“I have tremendous empathy and compassion for these people. If you have any concept of what they’ve been through one can’t help but feel compassion for them and admire their courage and resilience.  Some of the guys spent their whole lives in a refugee camp. 18 years. And some of the things they were fleeing in the Congo were abominable. Frankly, I feel some responsibility for the Congo mess. If the US hadn’t aided in the assassination of Patrice Lamumba so long ago, who knows where the Congo would be today. We’ve been on the wrong side of so many situations in the developing world that have ended in such a mess, that to some extent I feel some sense of responsibility as an American. So it just seems important to help.  It also is important to show a more generous and welcoming side of America than the current administration presents.”

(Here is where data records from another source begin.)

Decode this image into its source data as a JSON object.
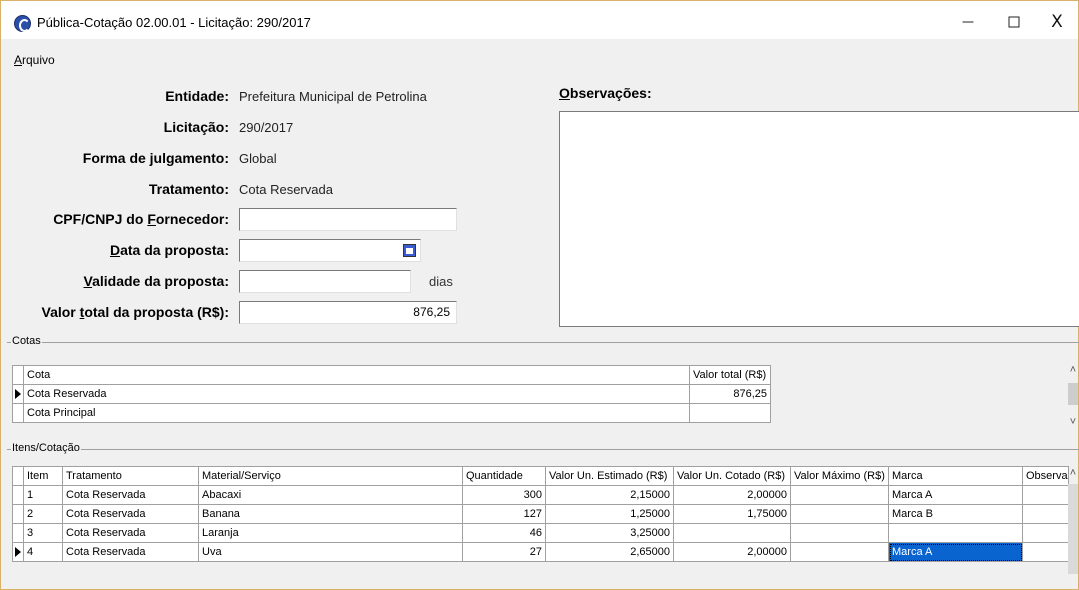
{
  "window": {
    "title": "Pública-Cotação 02.00.01 - Licitação: 290/2017",
    "minimize": "–",
    "maximize": "☐",
    "close": "X"
  },
  "menu": {
    "arquivo_first": "A",
    "arquivo_rest": "rquivo"
  },
  "form": {
    "entidade_label": "Entidade:",
    "entidade_value": "Prefeitura Municipal de Petrolina",
    "licitacao_label": "Licitação:",
    "licitacao_value": "290/2017",
    "julgamento_label": "Forma de julgamento:",
    "julgamento_value": "Global",
    "tratamento_label": "Tratamento:",
    "tratamento_value": "Cota Reservada",
    "cpf_label_pre": "CPF/CNPJ do ",
    "cpf_label_u": "F",
    "cpf_label_post": "ornecedor:",
    "cpf_value": "",
    "data_label_u": "D",
    "data_label_post": "ata da proposta:",
    "data_value": "",
    "validade_label_u": "V",
    "validade_label_post": "alidade da proposta:",
    "validade_value": "",
    "validade_unit": "dias",
    "valor_label_pre": "Valor ",
    "valor_label_u": "t",
    "valor_label_post": "otal da proposta (R$):",
    "valor_value": "876,25"
  },
  "observacoes": {
    "label_u": "O",
    "label_post": "bservações:",
    "text": ""
  },
  "cotas": {
    "group_title": "Cotas",
    "headers": [
      "Cota",
      "Valor total (R$)"
    ],
    "rows": [
      {
        "cota": "Cota Reservada",
        "valor": "876,25"
      },
      {
        "cota": "Cota Principal",
        "valor": ""
      }
    ]
  },
  "itens": {
    "group_title": "Itens/Cotação",
    "headers": [
      "Item",
      "Tratamento",
      "Material/Serviço",
      "Quantidade",
      "Valor Un. Estimado (R$)",
      "Valor Un. Cotado (R$)",
      "Valor Máximo (R$)",
      "Marca",
      "Observaç"
    ],
    "rows": [
      {
        "item": "1",
        "tratamento": "Cota Reservada",
        "material": "Abacaxi",
        "quantidade": "300",
        "estimado": "2,15000",
        "cotado": "2,00000",
        "maximo": "",
        "marca": "Marca A",
        "obs": ""
      },
      {
        "item": "2",
        "tratamento": "Cota Reservada",
        "material": "Banana",
        "quantidade": "127",
        "estimado": "1,25000",
        "cotado": "1,75000",
        "maximo": "",
        "marca": "Marca B",
        "obs": ""
      },
      {
        "item": "3",
        "tratamento": "Cota Reservada",
        "material": "Laranja",
        "quantidade": "46",
        "estimado": "3,25000",
        "cotado": "",
        "maximo": "",
        "marca": "",
        "obs": ""
      },
      {
        "item": "4",
        "tratamento": "Cota Reservada",
        "material": "Uva",
        "quantidade": "27",
        "estimado": "2,65000",
        "cotado": "2,00000",
        "maximo": "",
        "marca": "Marca A",
        "obs": ""
      }
    ]
  },
  "scroll": {
    "up": "˄",
    "down": "˅"
  },
  "icons": {
    "app": "app-logo-icon",
    "calendar": "calendar-icon",
    "row_indicator": "row-pointer-icon"
  },
  "colors": {
    "selection": "#0a64cf",
    "window_bg": "#f0f0f0"
  }
}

Dona and Gary both taught in English Namibia while traveling through the country. Dona taught biology courses and Gary computer science. They are now Driver’s Education instructors at Soft Landing Missoula. 

Photos and Interview by Elliott Natz

Supporter Stories: Kristin Freeman (2/2)

Last month, Kristin read an article in the Montana Kaimin called “In Search of Home: Refugees Struggle for a Place in Missoula.” The article describes the struggles of refugees getting to America and how they adjust to life once they arrive. A quote from Joel Kambale, a man from the Democratic Republic of the Congo, inspired Kristin to write the poem below. The quote was, “Where we are working, we are being asked many questions: ‘How did you get here?’ ‘Who brought you here?’ Such questions are not good,” Kambale said. Kristin felt deeply troubled by those questions and put her emotions into the words below. 

The Husband Speaks From His Heart

Words pierce the air, so off hand,
where do you come from and why are you here?
the questioning people demand.
Who is your family and where do they live?
Invasive, intrusive, interrogative.

So much concern for what we are made of
have we tested your DNA?
It seems not enough to have skills and show up
The prodders still push in, that’s their way.

What does it matter to folks all around
to be poking for info, to dash with their tongues?
It’s so plenty hard for good work to be found,
to be dependable, honest and climb up the rungs.

I know where I come from, the stories were told
over and over by relatives young and old.
Yet I feel not better than those just come here.
It’s my desire to welcome all folks, I am clear.

Kristin McNamara Freeman
April 2017

Read the first post about Kristin.

Photos and Interview by Elliott Natz

Supporter Stories: Kristin Freeman (1/2)

As politics were getting so heavy last fall, I was feeling depressed for the first time ever in my life. I was telling my physical therapist, “Boy, I’m going to start seeing a counselor to try and find a way to deal with this depression.”  I’ve never felt so bad before and there’s all this news that’s so negative.

She said, “Have you ever thought about calling Soft Landing and maybe seeing if you might find some work with the refugees?”

And I went home, I filled out the application, at her encouragement. And I went and volunteered to be at tutor. ‘Cause I was depressed. The decision we came to was if I could put my energy into doing things that were good, that I could change my trajectory of feeling depressed into one of feeling joy and happiness. So instead of being sad, I got to be happy.

Read the second post about Kristin.

Kristin Freeman is a tutor at Soft Landing Missoula. She spends her other hours tending to her garden, helping raise two grand-kids, knitting and crocheting, and writing.

Photo and interview by Elliott Natz